The field development drivers for drilling and completing these offshore hydraulic fractured multilateral wells, a first of their kind globally, was different for each case. The objective of the first project, initially considered uneconomic, was to engineer a technical solution for completion and production of two separate reservoirs with only one subsea well. The second project was seeking to optimize infill drilling from the last available slot on the offshore platform to maximize reservoir contact and production in the same reservoir. ML-CNS was a TAML Level 2 completion with a 14-stage, 5 ½" multistage completion run in each lateral and set-up for sequential acid fracturing. Operationally, the first lateral was drilled and stimulated, followed by the drilling and stimulation of the second lateral, using the drilling whipstock to navigate through the multilateral junction. ML-BKS was a TAML Level 3 completion that had a 6-stage, 4 ½" multistage completion installed in each lateral, which were proppant fractured following a sequence designed to minimize the jack-up rig time required. Both legs were drilled and completed prior to starting the stimulation, access to either lateral was achieved with the existing workover unit on the platform by manipulating a custom designed BHA.
The lessons learned from the first project executed in the North Sea were able to be transferred and applied to the second project in the Black Sea to allow for a more efficient and confident completion solution. Led by varying economical and regional constraints, the key factor for both wells centered on delivering operationally simple and reliable multilateral completion designs to economically meet the field development strategy in place.
To the knowledge of the authors and following subsequent literature research, both wells are a worldwide first for an offshore multilateral well completed with multistage acid fracturing and multistage proppant fracturing, and together they represent a new trend in cost-effective offshore field development through well stimulation. The successful case studies for both wells with the combined analysis of the benefits, challenges, and lessons learned will provide a guide and instill confidence with operators who find this approach beneficial with a view to applying it in other assets.
Over 20 percent of major oil and gas (O&G) incidents reported within the European Union (EU) since 1984 have been associated with corrosion under insulation (CUI) [
Using bayesian networks (BNs) Oceaneering has developed a decision support system for effective CUI risk management. The Bayesian model can be incorporated into existing risk-based assessment (RBA) systems. A key feature of the model is the ability to predict corrosion hotspots while quantifying uncertainties. The model uses probabilities based on objective data as well as subject matter expertise, which makes analytical techniques in business accessible to a wide range of users.
With a case study we illustrate how BNs can be used to assess the risk of a fuel gas line on a live asset in the North sea. The most likely estimated remaining life (ERL) is forecasted in the range of 13 to 24 years, with a worst case of 6.7 years and best case of 40 years. By comparison, the customer CUI tracker reported an ERL of 9.7 years. BNs increase flexibility for scheduling inspection intervals, enabling more targeted inspection planning. This is a significant advancement from current RBA methodologies.
The well discussed in this paper has a history of sand production and has exhibit long cyclic slugging behavior with a frequency of several days and reduced average production. The lower completion has a 2000-ft gap between the mule shoe and the packer that is exposed to the larger diameter of 7-in. liner. It is not fully understood whether the slugging is caused by the gap at the lower completion or by sand transportation or both.

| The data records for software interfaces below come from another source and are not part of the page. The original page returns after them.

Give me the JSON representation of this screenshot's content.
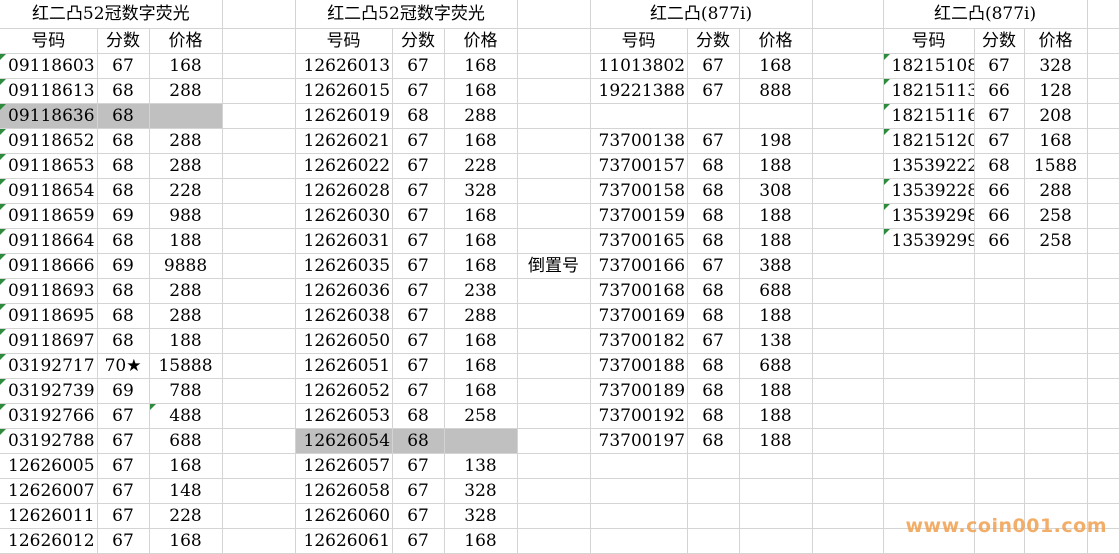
{
  "sections": [
    {
      "title": "红二凸52冠数字荧光"
    },
    {
      "title": "红二凸52冠数字荧光"
    },
    {
      "title": "红二凸(877i)"
    },
    {
      "title": "红二凸(877i)"
    }
  ],
  "headers": [
    "号码",
    "分数",
    "价格"
  ],
  "note": "倒置号",
  "watermark": "www.coin001.com",
  "col1": [
    {
      "n": "09118603",
      "s": "67",
      "p": "168",
      "m": true
    },
    {
      "n": "09118613",
      "s": "68",
      "p": "288",
      "m": true
    },
    {
      "n": "09118636",
      "s": "68",
      "p": "",
      "m": true,
      "g": true
    },
    {
      "n": "09118652",
      "s": "68",
      "p": "288",
      "m": true
    },
    {
      "n": "09118653",
      "s": "68",
      "p": "288",
      "m": true
    },
    {
      "n": "09118654",
      "s": "68",
      "p": "228",
      "m": true
    },
    {
      "n": "09118659",
      "s": "69",
      "p": "988",
      "m": true
    },
    {
      "n": "09118664",
      "s": "68",
      "p": "188",
      "m": true
    },
    {
      "n": "09118666",
      "s": "69",
      "p": "9888",
      "m": true
    },
    {
      "n": "09118693",
      "s": "68",
      "p": "288",
      "m": true
    },
    {
      "n": "09118695",
      "s": "68",
      "p": "288",
      "m": true
    },
    {
      "n": "09118697",
      "s": "68",
      "p": "188",
      "m": true
    },
    {
      "n": "03192717",
      "s": "70★",
      "p": "15888",
      "m": true
    },
    {
      "n": "03192739",
      "s": "69",
      "p": "788",
      "m": true
    },
    {
      "n": "03192766",
      "s": "67",
      "p": "488",
      "m": true,
      "pm": true
    },
    {
      "n": "03192788",
      "s": "67",
      "p": "688",
      "m": true
    },
    {
      "n": "12626005",
      "s": "67",
      "p": "168"
    },
    {
      "n": "12626007",
      "s": "67",
      "p": "148"
    },
    {
      "n": "12626011",
      "s": "67",
      "p": "228"
    },
    {
      "n": "12626012",
      "s": "67",
      "p": "168"
    }
  ],
  "col2": [
    {
      "n": "12626013",
      "s": "67",
      "p": "168"
    },
    {
      "n": "12626015",
      "s": "67",
      "p": "168"
    },
    {
      "n": "12626019",
      "s": "68",
      "p": "288"
    },
    {
      "n": "12626021",
      "s": "67",
      "p": "168"
    },
    {
      "n": "12626022",
      "s": "67",
      "p": "228"
    },
    {
      "n": "12626028",
      "s": "67",
      "p": "328"
    },
    {
      "n": "12626030",
      "s": "67",
      "p": "168"
    },
    {
      "n": "12626031",
      "s": "67",
      "p": "168"
    },
    {
      "n": "12626035",
      "s": "67",
      "p": "168"
    },
    {
      "n": "12626036",
      "s": "67",
      "p": "238"
    },
    {
      "n": "12626038",
      "s": "67",
      "p": "288"
    },
    {
      "n": "12626050",
      "s": "67",
      "p": "168"
    },
    {
      "n": "12626051",
      "s": "67",
      "p": "168"
    },
    {
      "n": "12626052",
      "s": "67",
      "p": "168"
    },
    {
      "n": "12626053",
      "s": "68",
      "p": "258"
    },
    {
      "n": "12626054",
      "s": "68",
      "p": "",
      "g": true
    },
    {
      "n": "12626057",
      "s": "67",
      "p": "138"
    },
    {
      "n": "12626058",
      "s": "67",
      "p": "328"
    },
    {
      "n": "12626060",
      "s": "67",
      "p": "328"
    },
    {
      "n": "12626061",
      "s": "67",
      "p": "168"
    }
  ],
  "col3": [
    {
      "n": "11013802",
      "s": "67",
      "p": "168"
    },
    {
      "n": "19221388",
      "s": "67",
      "p": "888"
    },
    {
      "n": "",
      "s": "",
      "p": ""
    },
    {
      "n": "73700138",
      "s": "67",
      "p": "198"
    },
    {
      "n": "73700157",
      "s": "68",
      "p": "188"
    },
    {
      "n": "73700158",
      "s": "68",
      "p": "308"
    },
    {
      "n": "73700159",
      "s": "68",
      "p": "188"
    },
    {
      "n": "73700165",
      "s": "68",
      "p": "188"
    },
    {
      "n": "73700166",
      "s": "67",
      "p": "388"
    },
    {
      "n": "73700168",
      "s": "68",
      "p": "688"
    },
    {
      "n": "73700169",
      "s": "68",
      "p": "188"
    },
    {
      "n": "73700182",
      "s": "67",
      "p": "138"
    },
    {
      "n": "73700188",
      "s": "68",
      "p": "688"
    },
    {
      "n": "73700189",
      "s": "68",
      "p": "188"
    },
    {
      "n": "73700192",
      "s": "68",
      "p": "188"
    },
    {
      "n": "73700197",
      "s": "68",
      "p": "188"
    }
  ],
  "col4": [
    {
      "n": "18215108",
      "s": "67",
      "p": "328",
      "m": true
    },
    {
      "n": "18215113",
      "s": "66",
      "p": "128",
      "m": true
    },
    {
      "n": "18215116",
      "s": "67",
      "p": "208",
      "m": true
    },
    {
      "n": "18215120",
      "s": "67",
      "p": "168",
      "m": true
    },
    {
      "n": "13539222",
      "s": "68",
      "p": "1588"
    },
    {
      "n": "13539228",
      "s": "66",
      "p": "288",
      "m": true
    },
    {
      "n": "13539298",
      "s": "66",
      "p": "258",
      "m": true
    },
    {
      "n": "13539299",
      "s": "66",
      "p": "258",
      "m": true
    }
  ]
}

Dynamic wellbore modelling with sand particle transport is essential to model the abovementioned complex slugging behavior. A stepwise approach was adopted to allow systematic evaluation of this complex slugging phenomenon. Initially, a lumped inflow with no sand transportation was assumed. In the next stage, sand transportation was included with zonal inflow details added. Several sensitivities on sand particle sizes, particle density, zonal productivity index, etc. were carried out, all of which were aimed at reproducing the long cyclic slugging behavior observed in the field.
Transient simulations successfully produced the slugging behavior observed in the field. Cyclic slugging was seen to be caused by the flow dynamics generated by particles of small to medium size. Some of the key findings were complete blockage by porous sand stationary bed at the lower completion gap (with subsequent pressure buildup), transition from stationary bed to moving bed, rate-dependent velocity of a slow-moving particle bed (eventually producing to surface), and fresh sand particle production from the reservoir at increased drawdown. Measured data from the sand detector confirmed the production of sand, particularly around the same period as predicted by simulation.

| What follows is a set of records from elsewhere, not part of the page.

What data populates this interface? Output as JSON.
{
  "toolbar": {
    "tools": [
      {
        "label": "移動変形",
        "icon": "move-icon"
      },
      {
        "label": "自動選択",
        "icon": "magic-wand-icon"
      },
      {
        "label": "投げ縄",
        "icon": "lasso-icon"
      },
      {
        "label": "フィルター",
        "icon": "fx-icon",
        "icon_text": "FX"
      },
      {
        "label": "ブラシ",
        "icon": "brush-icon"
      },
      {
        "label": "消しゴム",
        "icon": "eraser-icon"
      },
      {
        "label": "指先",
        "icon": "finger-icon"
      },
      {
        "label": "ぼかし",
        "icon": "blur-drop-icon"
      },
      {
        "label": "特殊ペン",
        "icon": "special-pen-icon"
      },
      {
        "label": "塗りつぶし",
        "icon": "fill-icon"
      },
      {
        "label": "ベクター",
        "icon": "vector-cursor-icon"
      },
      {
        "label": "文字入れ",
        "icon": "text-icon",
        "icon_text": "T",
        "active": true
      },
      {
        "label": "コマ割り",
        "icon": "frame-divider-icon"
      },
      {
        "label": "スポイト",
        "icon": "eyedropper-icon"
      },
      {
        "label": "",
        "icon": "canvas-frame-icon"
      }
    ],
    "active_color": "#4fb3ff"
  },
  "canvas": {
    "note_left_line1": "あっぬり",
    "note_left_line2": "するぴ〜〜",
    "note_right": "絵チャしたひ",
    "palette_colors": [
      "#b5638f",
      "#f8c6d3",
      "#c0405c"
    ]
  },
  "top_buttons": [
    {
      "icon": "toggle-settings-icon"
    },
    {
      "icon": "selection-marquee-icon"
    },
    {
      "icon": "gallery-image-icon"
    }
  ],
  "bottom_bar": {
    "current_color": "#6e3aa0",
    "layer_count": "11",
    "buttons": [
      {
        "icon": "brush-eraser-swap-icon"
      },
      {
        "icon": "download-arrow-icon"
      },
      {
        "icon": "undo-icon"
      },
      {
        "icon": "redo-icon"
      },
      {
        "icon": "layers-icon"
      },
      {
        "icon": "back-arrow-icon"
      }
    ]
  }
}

Potential slug mitigation solutions were established that should help to achieve higher and stable production. One solution was to achieve higher flow velocity and therefore enable sand transportation as a continuous moving bed (i.e., no blockage), such as reducing the gap size at the lower completion section together with either tubing size reduction or electric submersible pump (ESP) installation. The other solution was to implement an appropriate sand control/sand consolidation method.
Sand production is a common flow assurance issue and sometimes can result in unstable flow behavior causing reduced production. This work is the first attempt to implement particle transport modelling in transient multiphase flow simulation to successfully address a slugging issue in a real well. The analysis helped in understanding the mechanism causing the slugging and arriving at a potential mitigation solution. Further, it provides a step-by-step workflow and a template to address such problems.
It is often stated that necessity is the mother of invention. Never is this proverb more relevant than in the offshore oil and gas environment we currently operate in where real step changes leading to reduced capital and operational expenditure opportunities are sought and embraced by field operators. This paper discusses the pre-job planning, field execution and lessons learned from one such technology that challenged conventional thinking of sand faced completion, casedhole completion and well integrity to successfully deliver a single-trip, interventionless, sand control completion in deepwater Bonga Field, located on the continental slope of the Niger Delta.
Convention dictates that the vast majority of offshore completions be run in two and sometimes three trips which routinely takes in excess of eight to ten days to deploy. Given the day rate of high specification rigs capable of drilling in deep water environments, the ability to reduce this time was deemed paramount to the economics of the project. Utilizing a collaborative approach to initial concept design, risk assessment, extensive testing and contingency planning at component and system level, a single-trip, interventionless, sand control completion system was designed and successfully installed. This paper describes the completion architecture, operational sequence and challenges leading to the installation of an interventionless completion.
A clearly defined set of deliverables and design principles were drawn up to guide the direction of the project including: successfully deploying the upper and lower completion in one trip, and testing all barriers. Adopting a simple, low risk and high reward design, meeting clients well barrier requirements and utilizing proven cost-effective technology are examples of design principles used. The system was tested and evolved through a number of iterations in an onshore trial well environment on a number of occasions leading to the first successful deployment completed in the second half of 2018, resulting in an average completion installation time of 5 days, versus the average 10 days for deploying multi-trip completions. Details of the successful installations, lessons learned, along with planned future activity are outlined within the body of this paper. While several of the components incorporated in the single-trip system had been run previously in isolation, this paper also discusses the steps taken to facilitate the first full-system approach to the application of radio frequency identification (RFID) enabled tools in the first single-trip, interventionless sand control completion system. Several components within the completion have been equipped with this technology including a multi-cycle ball valve, wire wrapped screens fitted with inflow control device (ICD), remote operated sliding sleeve for annular fluid displacement.